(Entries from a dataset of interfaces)
::::::::::
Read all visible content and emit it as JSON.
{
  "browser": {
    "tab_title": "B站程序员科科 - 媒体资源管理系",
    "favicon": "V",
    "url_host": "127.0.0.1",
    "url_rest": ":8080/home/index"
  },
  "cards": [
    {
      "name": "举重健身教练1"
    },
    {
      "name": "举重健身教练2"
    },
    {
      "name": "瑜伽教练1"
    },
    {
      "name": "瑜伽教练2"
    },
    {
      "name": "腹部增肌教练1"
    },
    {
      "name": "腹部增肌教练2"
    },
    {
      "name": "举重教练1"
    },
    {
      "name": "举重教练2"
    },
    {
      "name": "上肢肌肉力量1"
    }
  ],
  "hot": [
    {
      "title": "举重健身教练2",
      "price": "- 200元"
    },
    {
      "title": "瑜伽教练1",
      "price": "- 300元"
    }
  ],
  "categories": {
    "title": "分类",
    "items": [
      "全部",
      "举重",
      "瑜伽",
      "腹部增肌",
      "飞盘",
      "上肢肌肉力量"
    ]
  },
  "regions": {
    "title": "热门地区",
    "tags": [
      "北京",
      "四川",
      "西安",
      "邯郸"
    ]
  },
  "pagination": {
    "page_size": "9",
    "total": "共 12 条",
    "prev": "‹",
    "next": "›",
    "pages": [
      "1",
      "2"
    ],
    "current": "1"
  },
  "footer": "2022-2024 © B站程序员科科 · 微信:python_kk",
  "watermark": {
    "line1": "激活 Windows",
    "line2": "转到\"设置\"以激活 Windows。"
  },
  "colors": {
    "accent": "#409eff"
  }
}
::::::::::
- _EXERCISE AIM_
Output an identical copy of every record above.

- _ANSWER SPACE_
Read all visible content and emit it as JSON.
{
  "browser": {
    "tab_title": "B站程序员科科 - 媒体资源管理系",
    "favicon": "V",
    "url_host": "127.0.0.1",
    "url_rest": ":8080/home/index"
  },
  "cards": [
    {
      "name": "举重健身教练1"
    },
    {
      "name": "举重健身教练2"
    },
    {
      "name": "瑜伽教练1"
    },
    {
      "name": "瑜伽教练2"
    },
    {
      "name": "腹部增肌教练1"
    },
    {
      "name": "腹部增肌教练2"
    },
    {
      "name": "举重教练1"
    },
    {
      "name": "举重教练2"
    },
    {
      "name": "上肢肌肉力量1"
    }
  ],
  "hot": [
    {
      "title": "举重健身教练2",
      "price": "- 200元"
    },
    {
      "title": "瑜伽教练1",
      "price": "- 300元"
    }
  ],
  "categories": {
    "title": "分类",
    "items": [
      "全部",
      "举重",
      "瑜伽",
      "腹部增肌",
      "飞盘",
      "上肢肌肉力量"
    ]
  },
  "regions": {
    "title": "热门地区",
    "tags": [
      "北京",
      "四川",
      "西安",
      "邯郸"
    ]
  },
  "pagination": {
    "page_size": "9",
    "total": "共 12 条",
    "prev": "‹",
    "next": "›",
    "pages": [
      "1",
      "2"
    ],
    "current": "1"
  },
  "footer": "2022-2024 © B站程序员科科 · 微信:python_kk",
  "watermark": {
    "line1": "激活 Windows",
    "line2": "转到\"设置\"以激活 Windows。"
  },
  "colors": {
    "accent": "#409eff"
  }
}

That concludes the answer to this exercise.